━━━━━ Input data ━━━━━
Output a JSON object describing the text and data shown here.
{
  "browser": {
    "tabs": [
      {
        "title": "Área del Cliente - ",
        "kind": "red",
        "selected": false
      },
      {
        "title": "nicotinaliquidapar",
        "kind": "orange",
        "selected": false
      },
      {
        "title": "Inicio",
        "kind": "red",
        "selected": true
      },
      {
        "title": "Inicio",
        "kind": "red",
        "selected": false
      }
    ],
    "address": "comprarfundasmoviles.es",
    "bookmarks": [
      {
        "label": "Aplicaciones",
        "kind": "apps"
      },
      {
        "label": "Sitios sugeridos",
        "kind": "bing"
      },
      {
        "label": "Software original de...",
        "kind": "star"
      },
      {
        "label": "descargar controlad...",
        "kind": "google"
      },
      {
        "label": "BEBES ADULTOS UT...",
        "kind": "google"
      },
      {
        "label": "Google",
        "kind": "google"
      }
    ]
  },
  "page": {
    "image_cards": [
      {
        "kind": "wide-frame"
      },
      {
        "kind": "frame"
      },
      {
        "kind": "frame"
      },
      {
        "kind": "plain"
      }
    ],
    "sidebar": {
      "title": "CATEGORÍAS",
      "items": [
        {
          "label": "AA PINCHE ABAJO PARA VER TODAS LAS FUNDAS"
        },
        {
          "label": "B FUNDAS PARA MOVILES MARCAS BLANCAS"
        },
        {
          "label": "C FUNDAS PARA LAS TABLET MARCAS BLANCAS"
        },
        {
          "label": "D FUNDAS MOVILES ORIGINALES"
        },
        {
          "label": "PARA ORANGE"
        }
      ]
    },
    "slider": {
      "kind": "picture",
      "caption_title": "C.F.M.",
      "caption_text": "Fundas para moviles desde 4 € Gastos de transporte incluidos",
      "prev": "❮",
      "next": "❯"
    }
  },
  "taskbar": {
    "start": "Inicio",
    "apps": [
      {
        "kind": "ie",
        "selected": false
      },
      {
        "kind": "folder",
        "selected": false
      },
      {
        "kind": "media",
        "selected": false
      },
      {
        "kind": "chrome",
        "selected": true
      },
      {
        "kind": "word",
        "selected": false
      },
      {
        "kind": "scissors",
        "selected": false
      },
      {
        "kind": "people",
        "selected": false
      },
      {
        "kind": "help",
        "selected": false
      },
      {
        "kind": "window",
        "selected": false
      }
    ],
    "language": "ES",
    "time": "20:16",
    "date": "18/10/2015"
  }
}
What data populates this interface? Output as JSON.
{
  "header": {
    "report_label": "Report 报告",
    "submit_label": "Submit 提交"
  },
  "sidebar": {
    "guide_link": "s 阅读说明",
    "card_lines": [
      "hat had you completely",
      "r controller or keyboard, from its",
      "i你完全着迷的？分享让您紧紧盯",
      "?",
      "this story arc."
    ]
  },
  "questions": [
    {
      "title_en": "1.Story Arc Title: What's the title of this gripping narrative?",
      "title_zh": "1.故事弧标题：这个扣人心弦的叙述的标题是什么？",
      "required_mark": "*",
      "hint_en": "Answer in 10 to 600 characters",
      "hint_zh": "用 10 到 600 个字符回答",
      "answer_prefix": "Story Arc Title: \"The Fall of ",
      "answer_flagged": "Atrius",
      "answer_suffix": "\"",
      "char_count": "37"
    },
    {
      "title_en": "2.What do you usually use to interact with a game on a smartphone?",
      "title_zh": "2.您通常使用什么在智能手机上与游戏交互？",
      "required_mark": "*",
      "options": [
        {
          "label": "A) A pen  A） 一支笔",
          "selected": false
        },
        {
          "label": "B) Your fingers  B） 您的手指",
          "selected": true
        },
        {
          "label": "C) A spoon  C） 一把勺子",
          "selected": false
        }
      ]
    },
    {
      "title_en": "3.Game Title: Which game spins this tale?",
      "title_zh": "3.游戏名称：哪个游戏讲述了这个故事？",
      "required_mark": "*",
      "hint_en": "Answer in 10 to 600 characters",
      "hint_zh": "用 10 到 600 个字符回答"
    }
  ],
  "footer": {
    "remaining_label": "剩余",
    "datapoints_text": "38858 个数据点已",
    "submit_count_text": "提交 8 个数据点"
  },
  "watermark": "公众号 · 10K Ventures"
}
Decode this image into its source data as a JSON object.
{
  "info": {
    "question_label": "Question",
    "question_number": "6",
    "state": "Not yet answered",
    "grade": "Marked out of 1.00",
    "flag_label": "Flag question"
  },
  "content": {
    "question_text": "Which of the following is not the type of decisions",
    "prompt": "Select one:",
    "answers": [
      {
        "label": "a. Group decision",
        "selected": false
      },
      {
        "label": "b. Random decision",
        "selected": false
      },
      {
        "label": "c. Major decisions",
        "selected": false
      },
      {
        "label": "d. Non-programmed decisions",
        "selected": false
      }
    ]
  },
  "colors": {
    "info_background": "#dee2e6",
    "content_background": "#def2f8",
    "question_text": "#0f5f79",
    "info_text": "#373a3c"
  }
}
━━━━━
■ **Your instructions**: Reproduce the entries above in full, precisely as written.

■ **Solution for this problem**:
Output a JSON object describing the text and data shown here.
{
  "browser": {
    "tabs": [
      {
        "title": "Área del Cliente - ",
        "kind": "red",
        "selected": false
      },
      {
        "title": "nicotinaliquidapar",
        "kind": "orange",
        "selected": false
      },
      {
        "title": "Inicio",
        "kind": "red",
        "selected": true
      },
      {
        "title": "Inicio",
        "kind": "red",
        "selected": false
      }
    ],
    "address": "comprarfundasmoviles.es",
    "bookmarks": [
      {
        "label": "Aplicaciones",
        "kind": "apps"
      },
      {
        "label": "Sitios sugeridos",
        "kind": "bing"
      },
      {
        "label": "Software original de...",
        "kind": "star"
      },
      {
        "label": "descargar controlad...",
        "kind": "google"
      },
      {
        "label": "BEBES ADULTOS UT...",
        "kind": "google"
      },
      {
        "label": "Google",
        "kind": "google"
      }
    ]
  },
  "page": {
    "image_cards": [
      {
        "kind": "wide-frame"
      },
      {
        "kind": "frame"
      },
      {
        "kind": "frame"
      },
      {
        "kind": "plain"
      }
    ],
    "sidebar": {
      "title": "CATEGORÍAS",
      "items": [
        {
          "label": "AA PINCHE ABAJO PARA VER TODAS LAS FUNDAS"
        },
        {
          "label": "B FUNDAS PARA MOVILES MARCAS BLANCAS"
        },
        {
          "label": "C FUNDAS PARA LAS TABLET MARCAS BLANCAS"
        },
        {
          "label": "D FUNDAS MOVILES ORIGINALES"
        },
        {
          "label": "PARA ORANGE"
        }
      ]
    },
    "slider": {
      "kind": "picture",
      "caption_title": "C.F.M.",
      "caption_text": "Fundas para moviles desde 4 € Gastos de transporte incluidos",
      "prev": "❮",
      "next": "❯"
    }
  },
  "taskbar": {
    "start": "Inicio",
    "apps": [
      {
        "kind": "ie",
        "selected": false
      },
      {
        "kind": "folder",
        "selected": false
      },
      {
        "kind": "media",
        "selected": false
      },
      {
        "kind": "chrome",
        "selected": true
      },
      {
        "kind": "word",
        "selected": false
      },
      {
        "kind": "scissors",
        "selected": false
      },
      {
        "kind": "people",
        "selected": false
      },
      {
        "kind": "help",
        "selected": false
      },
      {
        "kind": "window",
        "selected": false
      }
    ],
    "language": "ES",
    "time": "20:16",
    "date": "18/10/2015"
  }
}
What data populates this interface? Output as JSON.
{
  "header": {
    "report_label": "Report 报告",
    "submit_label": "Submit 提交"
  },
  "sidebar": {
    "guide_link": "s 阅读说明",
    "card_lines": [
      "hat had you completely",
      "r controller or keyboard, from its",
      "i你完全着迷的？分享让您紧紧盯",
      "?",
      "this story arc."
    ]
  },
  "questions": [
    {
      "title_en": "1.Story Arc Title: What's the title of this gripping narrative?",
      "title_zh": "1.故事弧标题：这个扣人心弦的叙述的标题是什么？",
      "required_mark": "*",
      "hint_en": "Answer in 10 to 600 characters",
      "hint_zh": "用 10 到 600 个字符回答",
      "answer_prefix": "Story Arc Title: \"The Fall of ",
      "answer_flagged": "Atrius",
      "answer_suffix": "\"",
      "char_count": "37"
    },
    {
      "title_en": "2.What do you usually use to interact with a game on a smartphone?",
      "title_zh": "2.您通常使用什么在智能手机上与游戏交互？",
      "required_mark": "*",
      "options": [
        {
          "label": "A) A pen  A） 一支笔",
          "selected": false
        },
        {
          "label": "B) Your fingers  B） 您的手指",
          "selected": true
        },
        {
          "label": "C) A spoon  C） 一把勺子",
          "selected": false
        }
      ]
    },
    {
      "title_en": "3.Game Title: Which game spins this tale?",
      "title_zh": "3.游戏名称：哪个游戏讲述了这个故事？",
      "required_mark": "*",
      "hint_en": "Answer in 10 to 600 characters",
      "hint_zh": "用 10 到 600 个字符回答"
    }
  ],
  "footer": {
    "remaining_label": "剩余",
    "datapoints_text": "38858 个数据点已",
    "submit_count_text": "提交 8 个数据点"
  },
  "watermark": "公众号 · 10K Ventures"
}
Decode this image into its source data as a JSON object.
{
  "info": {
    "question_label": "Question",
    "question_number": "6",
    "state": "Not yet answered",
    "grade": "Marked out of 1.00",
    "flag_label": "Flag question"
  },
  "content": {
    "question_text": "Which of the following is not the type of decisions",
    "prompt": "Select one:",
    "answers": [
      {
        "label": "a. Group decision",
        "selected": false
      },
      {
        "label": "b. Random decision",
        "selected": false
      },
      {
        "label": "c. Major decisions",
        "selected": false
      },
      {
        "label": "d. Non-programmed decisions",
        "selected": false
      }
    ]
  },
  "colors": {
    "info_background": "#dee2e6",
    "content_background": "#def2f8",
    "question_text": "#0f5f79",
    "info_text": "#373a3c"
  }
}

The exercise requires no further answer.